§ **DATA UNDER STUDY**:
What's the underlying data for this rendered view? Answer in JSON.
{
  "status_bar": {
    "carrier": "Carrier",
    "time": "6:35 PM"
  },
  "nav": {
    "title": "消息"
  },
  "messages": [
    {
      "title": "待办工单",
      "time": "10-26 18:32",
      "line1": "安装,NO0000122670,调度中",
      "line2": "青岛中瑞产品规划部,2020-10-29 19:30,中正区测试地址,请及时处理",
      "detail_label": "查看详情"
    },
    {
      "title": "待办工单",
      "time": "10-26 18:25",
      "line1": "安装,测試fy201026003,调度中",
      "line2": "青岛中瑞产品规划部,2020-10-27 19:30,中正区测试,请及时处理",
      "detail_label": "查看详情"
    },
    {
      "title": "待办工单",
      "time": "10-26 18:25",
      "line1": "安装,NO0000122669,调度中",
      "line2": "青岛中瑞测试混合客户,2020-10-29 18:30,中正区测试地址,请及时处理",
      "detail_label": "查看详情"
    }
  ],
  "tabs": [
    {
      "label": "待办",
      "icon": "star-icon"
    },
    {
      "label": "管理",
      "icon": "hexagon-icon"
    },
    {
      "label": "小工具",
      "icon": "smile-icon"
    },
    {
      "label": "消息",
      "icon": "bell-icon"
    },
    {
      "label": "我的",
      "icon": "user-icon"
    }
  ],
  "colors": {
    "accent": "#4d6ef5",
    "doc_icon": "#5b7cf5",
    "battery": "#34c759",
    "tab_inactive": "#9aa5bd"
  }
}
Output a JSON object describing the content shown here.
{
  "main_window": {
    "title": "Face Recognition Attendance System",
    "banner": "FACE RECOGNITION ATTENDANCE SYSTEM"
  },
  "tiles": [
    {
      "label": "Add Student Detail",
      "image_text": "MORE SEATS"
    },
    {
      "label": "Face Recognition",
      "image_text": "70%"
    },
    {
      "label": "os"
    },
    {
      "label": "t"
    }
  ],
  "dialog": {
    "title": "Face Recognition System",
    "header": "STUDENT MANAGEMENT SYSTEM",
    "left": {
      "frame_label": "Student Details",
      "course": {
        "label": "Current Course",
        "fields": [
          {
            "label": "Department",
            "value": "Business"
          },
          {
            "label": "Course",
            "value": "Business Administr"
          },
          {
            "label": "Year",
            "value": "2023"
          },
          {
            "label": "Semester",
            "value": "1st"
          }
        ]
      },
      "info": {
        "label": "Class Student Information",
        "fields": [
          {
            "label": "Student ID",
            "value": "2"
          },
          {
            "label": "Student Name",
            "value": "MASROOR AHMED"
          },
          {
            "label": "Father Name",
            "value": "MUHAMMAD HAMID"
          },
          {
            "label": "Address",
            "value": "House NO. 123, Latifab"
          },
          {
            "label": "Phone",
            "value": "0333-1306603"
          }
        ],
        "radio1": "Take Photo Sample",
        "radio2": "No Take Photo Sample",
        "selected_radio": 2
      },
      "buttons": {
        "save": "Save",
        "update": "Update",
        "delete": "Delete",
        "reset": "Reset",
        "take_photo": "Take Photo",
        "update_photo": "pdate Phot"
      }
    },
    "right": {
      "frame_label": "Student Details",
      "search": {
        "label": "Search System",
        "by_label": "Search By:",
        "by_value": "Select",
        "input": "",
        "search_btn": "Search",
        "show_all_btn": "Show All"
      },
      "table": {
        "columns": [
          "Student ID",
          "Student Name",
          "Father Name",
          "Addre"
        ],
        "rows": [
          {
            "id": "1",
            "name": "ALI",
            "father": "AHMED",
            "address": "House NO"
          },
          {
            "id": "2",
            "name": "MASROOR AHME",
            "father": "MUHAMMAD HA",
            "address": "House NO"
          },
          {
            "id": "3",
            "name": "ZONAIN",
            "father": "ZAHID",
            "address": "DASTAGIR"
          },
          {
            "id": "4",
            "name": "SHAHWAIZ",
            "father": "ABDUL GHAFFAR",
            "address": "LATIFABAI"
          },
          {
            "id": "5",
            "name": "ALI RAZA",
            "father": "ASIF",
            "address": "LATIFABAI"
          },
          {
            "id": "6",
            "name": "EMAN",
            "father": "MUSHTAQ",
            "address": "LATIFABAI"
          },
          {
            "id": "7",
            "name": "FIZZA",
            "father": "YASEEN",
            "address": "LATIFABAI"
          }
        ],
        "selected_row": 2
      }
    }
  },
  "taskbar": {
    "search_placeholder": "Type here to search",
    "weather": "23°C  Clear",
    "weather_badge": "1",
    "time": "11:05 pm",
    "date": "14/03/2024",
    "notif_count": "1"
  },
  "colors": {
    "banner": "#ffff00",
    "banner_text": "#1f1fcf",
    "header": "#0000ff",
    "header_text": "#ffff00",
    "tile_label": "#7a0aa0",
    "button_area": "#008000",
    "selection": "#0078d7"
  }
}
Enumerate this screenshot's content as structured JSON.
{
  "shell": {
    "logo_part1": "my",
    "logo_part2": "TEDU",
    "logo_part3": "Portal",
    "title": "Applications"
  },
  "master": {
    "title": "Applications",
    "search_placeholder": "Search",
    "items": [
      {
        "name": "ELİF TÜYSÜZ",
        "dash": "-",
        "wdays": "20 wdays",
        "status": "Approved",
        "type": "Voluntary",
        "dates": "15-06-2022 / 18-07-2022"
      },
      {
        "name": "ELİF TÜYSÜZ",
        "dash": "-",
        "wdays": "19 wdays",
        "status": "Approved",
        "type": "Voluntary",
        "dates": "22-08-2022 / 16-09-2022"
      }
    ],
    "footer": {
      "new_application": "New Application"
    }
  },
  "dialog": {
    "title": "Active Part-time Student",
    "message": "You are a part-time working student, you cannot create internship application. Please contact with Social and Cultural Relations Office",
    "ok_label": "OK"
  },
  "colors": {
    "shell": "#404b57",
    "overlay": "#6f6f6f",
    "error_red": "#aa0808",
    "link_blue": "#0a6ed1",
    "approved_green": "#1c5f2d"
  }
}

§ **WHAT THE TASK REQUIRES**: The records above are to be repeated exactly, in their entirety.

§ **EXERCISE RESULT**:
What's the underlying data for this rendered view? Answer in JSON.
{
  "status_bar": {
    "carrier": "Carrier",
    "time": "6:35 PM"
  },
  "nav": {
    "title": "消息"
  },
  "messages": [
    {
      "title": "待办工单",
      "time": "10-26 18:32",
      "line1": "安装,NO0000122670,调度中",
      "line2": "青岛中瑞产品规划部,2020-10-29 19:30,中正区测试地址,请及时处理",
      "detail_label": "查看详情"
    },
    {
      "title": "待办工单",
      "time": "10-26 18:25",
      "line1": "安装,测試fy201026003,调度中",
      "line2": "青岛中瑞产品规划部,2020-10-27 19:30,中正区测试,请及时处理",
      "detail_label": "查看详情"
    },
    {
      "title": "待办工单",
      "time": "10-26 18:25",
      "line1": "安装,NO0000122669,调度中",
      "line2": "青岛中瑞测试混合客户,2020-10-29 18:30,中正区测试地址,请及时处理",
      "detail_label": "查看详情"
    }
  ],
  "tabs": [
    {
      "label": "待办",
      "icon": "star-icon"
    },
    {
      "label": "管理",
      "icon": "hexagon-icon"
    },
    {
      "label": "小工具",
      "icon": "smile-icon"
    },
    {
      "label": "消息",
      "icon": "bell-icon"
    },
    {
      "label": "我的",
      "icon": "user-icon"
    }
  ],
  "colors": {
    "accent": "#4d6ef5",
    "doc_icon": "#5b7cf5",
    "battery": "#34c759",
    "tab_inactive": "#9aa5bd"
  }
}
Output a JSON object describing the content shown here.
{
  "main_window": {
    "title": "Face Recognition Attendance System",
    "banner": "FACE RECOGNITION ATTENDANCE SYSTEM"
  },
  "tiles": [
    {
      "label": "Add Student Detail",
      "image_text": "MORE SEATS"
    },
    {
      "label": "Face Recognition",
      "image_text": "70%"
    },
    {
      "label": "os"
    },
    {
      "label": "t"
    }
  ],
  "dialog": {
    "title": "Face Recognition System",
    "header": "STUDENT MANAGEMENT SYSTEM",
    "left": {
      "frame_label": "Student Details",
      "course": {
        "label": "Current Course",
        "fields": [
          {
            "label": "Department",
            "value": "Business"
          },
          {
            "label": "Course",
            "value": "Business Administr"
          },
          {
            "label": "Year",
            "value": "2023"
          },
          {
            "label": "Semester",
            "value": "1st"
          }
        ]
      },
      "info": {
        "label": "Class Student Information",
        "fields": [
          {
            "label": "Student ID",
            "value": "2"
          },
          {
            "label": "Student Name",
            "value": "MASROOR AHMED"
          },
          {
            "label": "Father Name",
            "value": "MUHAMMAD HAMID"
          },
          {
            "label": "Address",
            "value": "House NO. 123, Latifab"
          },
          {
            "label": "Phone",
            "value": "0333-1306603"
          }
        ],
        "radio1": "Take Photo Sample",
        "radio2": "No Take Photo Sample",
        "selected_radio": 2
      },
      "buttons": {
        "save": "Save",
        "update": "Update",
        "delete": "Delete",
        "reset": "Reset",
        "take_photo": "Take Photo",
        "update_photo": "pdate Phot"
      }
    },
    "right": {
      "frame_label": "Student Details",
      "search": {
        "label": "Search System",
        "by_label": "Search By:",
        "by_value": "Select",
        "input": "",
        "search_btn": "Search",
        "show_all_btn": "Show All"
      },
      "table": {
        "columns": [
          "Student ID",
          "Student Name",
          "Father Name",
          "Addre"
        ],
        "rows": [
          {
            "id": "1",
            "name": "ALI",
            "father": "AHMED",
            "address": "House NO"
          },
          {
            "id": "2",
            "name": "MASROOR AHME",
            "father": "MUHAMMAD HA",
            "address": "House NO"
          },
          {
            "id": "3",
            "name": "ZONAIN",
            "father": "ZAHID",
            "address": "DASTAGIR"
          },
          {
            "id": "4",
            "name": "SHAHWAIZ",
            "father": "ABDUL GHAFFAR",
            "address": "LATIFABAI"
          },
          {
            "id": "5",
            "name": "ALI RAZA",
            "father": "ASIF",
            "address": "LATIFABAI"
          },
          {
            "id": "6",
            "name": "EMAN",
            "father": "MUSHTAQ",
            "address": "LATIFABAI"
          },
          {
            "id": "7",
            "name": "FIZZA",
            "father": "YASEEN",
            "address": "LATIFABAI"
          }
        ],
        "selected_row": 2
      }
    }
  },
  "taskbar": {
    "search_placeholder": "Type here to search",
    "weather": "23°C  Clear",
    "weather_badge": "1",
    "time": "11:05 pm",
    "date": "14/03/2024",
    "notif_count": "1"
  },
  "colors": {
    "banner": "#ffff00",
    "banner_text": "#1f1fcf",
    "header": "#0000ff",
    "header_text": "#ffff00",
    "tile_label": "#7a0aa0",
    "button_area": "#008000",
    "selection": "#0078d7"
  }
}
Enumerate this screenshot's content as structured JSON.
{
  "shell": {
    "logo_part1": "my",
    "logo_part2": "TEDU",
    "logo_part3": "Portal",
    "title": "Applications"
  },
  "master": {
    "title": "Applications",
    "search_placeholder": "Search",
    "items": [
      {
        "name": "ELİF TÜYSÜZ",
        "dash": "-",
        "wdays": "20 wdays",
        "status": "Approved",
        "type": "Voluntary",
        "dates": "15-06-2022 / 18-07-2022"
      },
      {
        "name": "ELİF TÜYSÜZ",
        "dash": "-",
        "wdays": "19 wdays",
        "status": "Approved",
        "type": "Voluntary",
        "dates": "22-08-2022 / 16-09-2022"
      }
    ],
    "footer": {
      "new_application": "New Application"
    }
  },
  "dialog": {
    "title": "Active Part-time Student",
    "message": "You are a part-time working student, you cannot create internship application. Please contact with Social and Cultural Relations Office",
    "ok_label": "OK"
  },
  "colors": {
    "shell": "#404b57",
    "overlay": "#6f6f6f",
    "error_red": "#aa0808",
    "link_blue": "#0a6ed1",
    "approved_green": "#1c5f2d"
  }
}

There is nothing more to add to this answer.